ROSWELL, Ga. — Organ donations can save lives, but there is a large disparity between people who say they want to become an organ donor and those who actually do it, said four-time kidney transplant recipient Matt Schneider.
Schneider, a Roswell resident, said about 95 percent of the country believe in organ donation, but only about half that number actually registers to donate, which is why he has begun a cross-country journey to raise awareness and encourage people to register. In early 2020, Schneider will use his mobility scooter to travel 5,000 miles from South Carolina to California for his Scooting4Donors journey.
“People don’t think about registering, or they think about it for only a split second,” Schneider said. “So maybe when people see me scooting down the road, they check out my website and get registered.”
People can register to become an organ donor online or while getting their driver’s license, but there is a second, often-overlooked part of the process, Schneider said.
“That’s the easiest part,” Schneider said. “The second part that most people don’t do is talk to their family, because if the family doesn’t know that you signed up to be an organ donor, they might not let you donate your organs.”
A major reason people hesitate to register, Schneider said, is because people don’t like to think about or talk about death. He added that some people also falsely believe that doctors won’t try to save the life of an organ donor so they can use the organs.
But what many people don’t realize, Schneider said, is how much organ donation can change people’s lives for the better.
“What I’ve learned from organ donor families is it helps with closure,” Schneider said. “They lost a loved one but that loved one can still help other people… Their loved one is still living on, in a way, with someone else.
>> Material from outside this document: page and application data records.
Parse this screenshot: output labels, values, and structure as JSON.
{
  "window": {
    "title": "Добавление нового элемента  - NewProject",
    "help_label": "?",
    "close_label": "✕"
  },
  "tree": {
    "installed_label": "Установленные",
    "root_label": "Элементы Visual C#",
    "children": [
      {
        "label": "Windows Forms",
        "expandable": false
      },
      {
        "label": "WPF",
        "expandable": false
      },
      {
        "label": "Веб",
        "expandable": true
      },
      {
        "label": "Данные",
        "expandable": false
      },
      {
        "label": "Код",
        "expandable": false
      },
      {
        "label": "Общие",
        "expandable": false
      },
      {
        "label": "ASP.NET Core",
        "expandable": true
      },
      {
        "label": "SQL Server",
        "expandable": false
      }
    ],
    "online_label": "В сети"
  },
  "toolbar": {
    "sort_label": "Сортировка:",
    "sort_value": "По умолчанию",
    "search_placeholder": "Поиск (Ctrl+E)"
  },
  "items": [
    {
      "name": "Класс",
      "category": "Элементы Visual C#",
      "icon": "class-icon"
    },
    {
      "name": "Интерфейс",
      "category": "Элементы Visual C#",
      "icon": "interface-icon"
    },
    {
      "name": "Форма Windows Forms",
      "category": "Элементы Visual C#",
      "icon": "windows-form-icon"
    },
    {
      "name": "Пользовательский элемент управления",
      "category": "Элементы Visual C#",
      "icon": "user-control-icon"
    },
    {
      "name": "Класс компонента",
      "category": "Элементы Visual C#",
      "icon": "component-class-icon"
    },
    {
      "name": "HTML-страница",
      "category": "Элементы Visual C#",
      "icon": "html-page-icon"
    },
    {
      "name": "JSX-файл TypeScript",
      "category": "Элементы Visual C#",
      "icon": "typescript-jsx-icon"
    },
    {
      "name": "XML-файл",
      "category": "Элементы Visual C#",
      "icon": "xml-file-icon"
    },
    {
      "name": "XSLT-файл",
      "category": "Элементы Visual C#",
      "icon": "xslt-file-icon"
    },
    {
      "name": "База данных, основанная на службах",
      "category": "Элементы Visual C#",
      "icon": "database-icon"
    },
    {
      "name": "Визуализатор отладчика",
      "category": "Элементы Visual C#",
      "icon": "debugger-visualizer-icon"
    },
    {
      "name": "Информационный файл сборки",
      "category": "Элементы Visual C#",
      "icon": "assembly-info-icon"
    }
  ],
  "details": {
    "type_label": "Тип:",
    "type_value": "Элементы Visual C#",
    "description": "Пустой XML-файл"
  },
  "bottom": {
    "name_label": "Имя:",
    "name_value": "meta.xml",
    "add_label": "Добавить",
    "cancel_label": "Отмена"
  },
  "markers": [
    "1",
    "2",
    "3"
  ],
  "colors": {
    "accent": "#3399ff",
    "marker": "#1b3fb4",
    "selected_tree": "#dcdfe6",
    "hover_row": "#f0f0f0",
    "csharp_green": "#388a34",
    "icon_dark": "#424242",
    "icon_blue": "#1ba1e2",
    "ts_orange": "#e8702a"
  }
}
They’re heroes.”
He said organ donors can help between 8-75 people.
Schneider, 43, is one of those people. He was born with two displaced hips and has dealt with kidney disease his entire life. His kidneys began to fail when he was 10, and over the years, he has received kidney donations from his mother, father, brother and an anonymous donor.
That anonymous donor, Schneider said, is his personal hero.
“They’re the reason I’m still here,” he said.
As recipient of four kidney transplants, Schneider said he has devoted the past 27 years to working with the organ transplant community in Atlanta. He also volunteers at a camp for children with kidney disease and competed with Team Georgia and Team USA in the Transplant Games of America and the World Transplant Games.
Scooting4Donors was inspired by a movie Schneider saw at a young age, “The Terry Fox Story,” movie about a man who ran across Canada after losing his leg to cancer in order to raise money for cancer research.
“The movie has always been stuck in my head,” Schneider said. “I thought, ‘why not do something like that for organ donors?’”
Schneider originally planned to travel from Miami to San Francisco this year by driving his mobility scooter for 4-6 hours every day. The journey was cut short in Tennessee, about 1,500 miles in, because of transportation issues.
But, the setback hasn’t put a damper on Schneider’s goal. He was able to register 14 donors, and he said he plans to retry the journey, this time better prepared, starting Feb. 17, 2020 in South Carolina.
“The journey told me a lot about myself that I was even able to do it,” Schneider said. “Even driving down to South Florida, I didn’t know if I was going to be able to do this… It really opened my eyes.”
Schneider’s original route had stops at all of the hospitals where he got his kidney transplants to visit the doctors. The journey started in Miami where he got his first kidney transplant at age 11. His three other transplants were performed in Atlanta.
The upcoming trip will cover 15 states along the southern portion of the United States. It will average about 40 miles per day.
One of the stops on the trip includes Dallas, Texas, where Schneider was born.
“I’m going to try to meet the doctor who basically saved my life, because I was so sick when I was born,” Schneider said. “He also told my parents that I wasn’t going to live past 2, but now that I’ve lived on to age 43, I want to say, ‘hey.’”
For more information about Scooting4Donors and Schneider, to follow Schneider’s trip and to become a registered donor, visit his blog at Scooting4Donors.com.